Real-time image-based sorting of target cells in a precisely indexed manner is desirable for sequencing or cultivating individual human or microbial cells directly from clinical or environmental samples; however, the versatility of existing methods is limited as they are usually not broadly applicable to all cell sizes. Here, an optical tweezer-assisted pool-screening and single-cell isolation (OPSI) system is established for precise, indexed isolation of individual bacterial, yeast or human-cancer cells. A controllable static flow field that acts as a cell pool is achieved in a microfluidics chip, to enable precise and ready screening of cells of 1 to 40 μm in size by bright-field, fluorescence, or Raman imaging. The target cell is then captured by a 1064 nm optical tweezer and deposited as one-cell-harboring nanoliter microdroplets in a one-cell-one-tube manner. For bacterial, yeast and human cells, OPSI achieves a >99.7% target-cell sorting purity and a 10-fold elevated speed of 10–20 cells per min. Moreover, OPSI-based one-cell RNA-seq of human cancer cells yields high quality and reproducible single-cell transcriptome profiles. The versatility, facileness, flexibility, modularized design, and low cost of OPSI suggest its broad applications for image-based sorting of target cells.

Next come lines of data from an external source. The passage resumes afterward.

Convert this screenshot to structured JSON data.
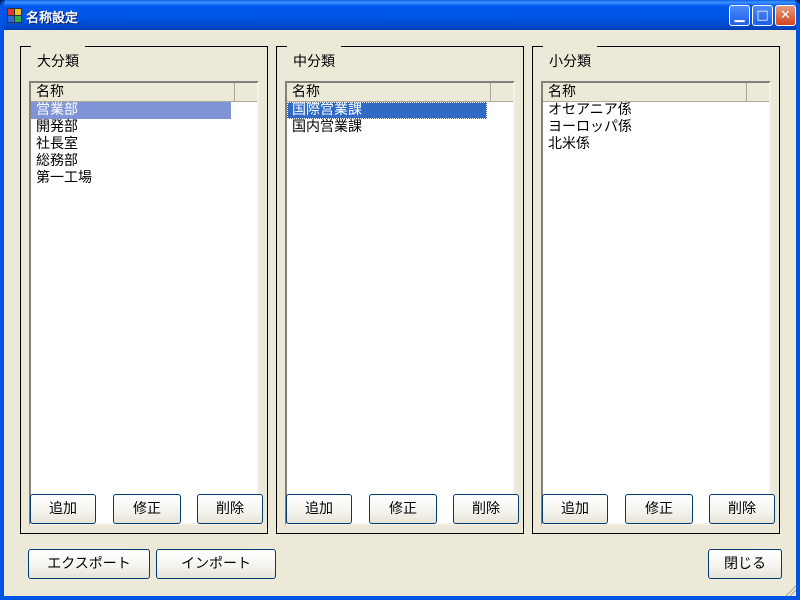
{
  "window": {
    "title": "名称設定",
    "colors": {
      "titlebar": "#0054e3",
      "face": "#ece9d8",
      "selection": "#316ac5"
    }
  },
  "groups": [
    {
      "label": "大分類",
      "column_header": "名称",
      "items": [
        "営業部",
        "開発部",
        "社長室",
        "総務部",
        "第一工場"
      ],
      "selected_index": 0,
      "buttons": {
        "add": "追加",
        "edit": "修正",
        "delete": "削除"
      }
    },
    {
      "label": "中分類",
      "column_header": "名称",
      "items": [
        "国際営業課",
        "国内営業課"
      ],
      "selected_index": 0,
      "buttons": {
        "add": "追加",
        "edit": "修正",
        "delete": "削除"
      }
    },
    {
      "label": "小分類",
      "column_header": "名称",
      "items": [
        "オセアニア係",
        "ヨーロッパ係",
        "北米係"
      ],
      "selected_index": null,
      "buttons": {
        "add": "追加",
        "edit": "修正",
        "delete": "削除"
      }
    }
  ],
  "footer": {
    "export_label": "エクスポート",
    "import_label": "インポート",
    "close_label": "閉じる"
  }
}
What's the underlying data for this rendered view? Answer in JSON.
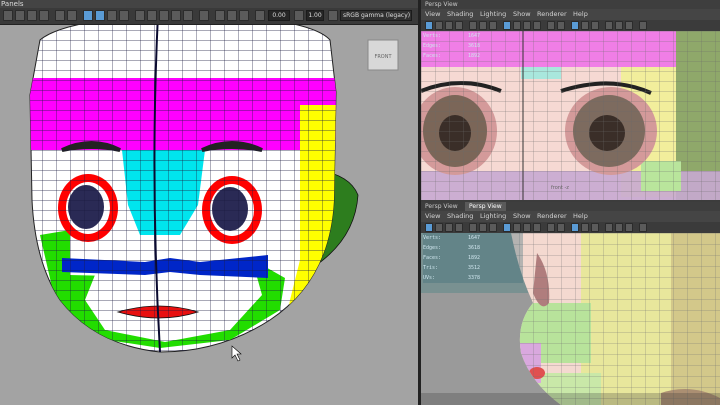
{
  "left": {
    "panel_label": "Panels",
    "toolbar": {
      "value_a": "0.00",
      "value_b": "1.00",
      "colorspace": "sRGB gamma (legacy)"
    },
    "viewcube_label": "FRONT"
  },
  "top_right": {
    "title": "Persp View",
    "menu": [
      "View",
      "Shading",
      "Lighting",
      "Show",
      "Renderer",
      "Help"
    ],
    "camera_label": "front -z",
    "hud": [
      {
        "label": "Verts:",
        "value": "1647"
      },
      {
        "label": "Edges:",
        "value": "3618"
      },
      {
        "label": "Faces:",
        "value": "1892"
      }
    ]
  },
  "bottom_right": {
    "tabs": [
      "Persp View",
      "Persp View"
    ],
    "menu": [
      "View",
      "Shading",
      "Lighting",
      "Show",
      "Renderer",
      "Help"
    ],
    "hud": [
      {
        "label": "Verts:",
        "value": "1647"
      },
      {
        "label": "Edges:",
        "value": "3618"
      },
      {
        "label": "Faces:",
        "value": "1892"
      },
      {
        "label": "Tris:",
        "value": "3512"
      },
      {
        "label": "UVs:",
        "value": "3378"
      }
    ]
  },
  "colors": {
    "viewport_bg": "#a3a3a3",
    "selection_blue": "#5a9bd5",
    "face_magenta": "#ff00ff",
    "face_cyan": "#00e5ee",
    "face_yellow": "#ffff00",
    "face_green": "#22dd00",
    "face_red": "#ff0000",
    "face_blue": "#0026c8",
    "ear_green": "#2d7d1e"
  }
}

Versatile, facile and low-cost single-cell isolation, culture and sequencing by optical tweezer-assisted pool-screening
LiI Y, Han X, Kan L et al. (2022) Versatile, facile and low-cost single-cell isolation, culture and sequencing by optical tweezer-assisted pool-screening. Lab on a Chip [Epub ahead of print]. [abstract]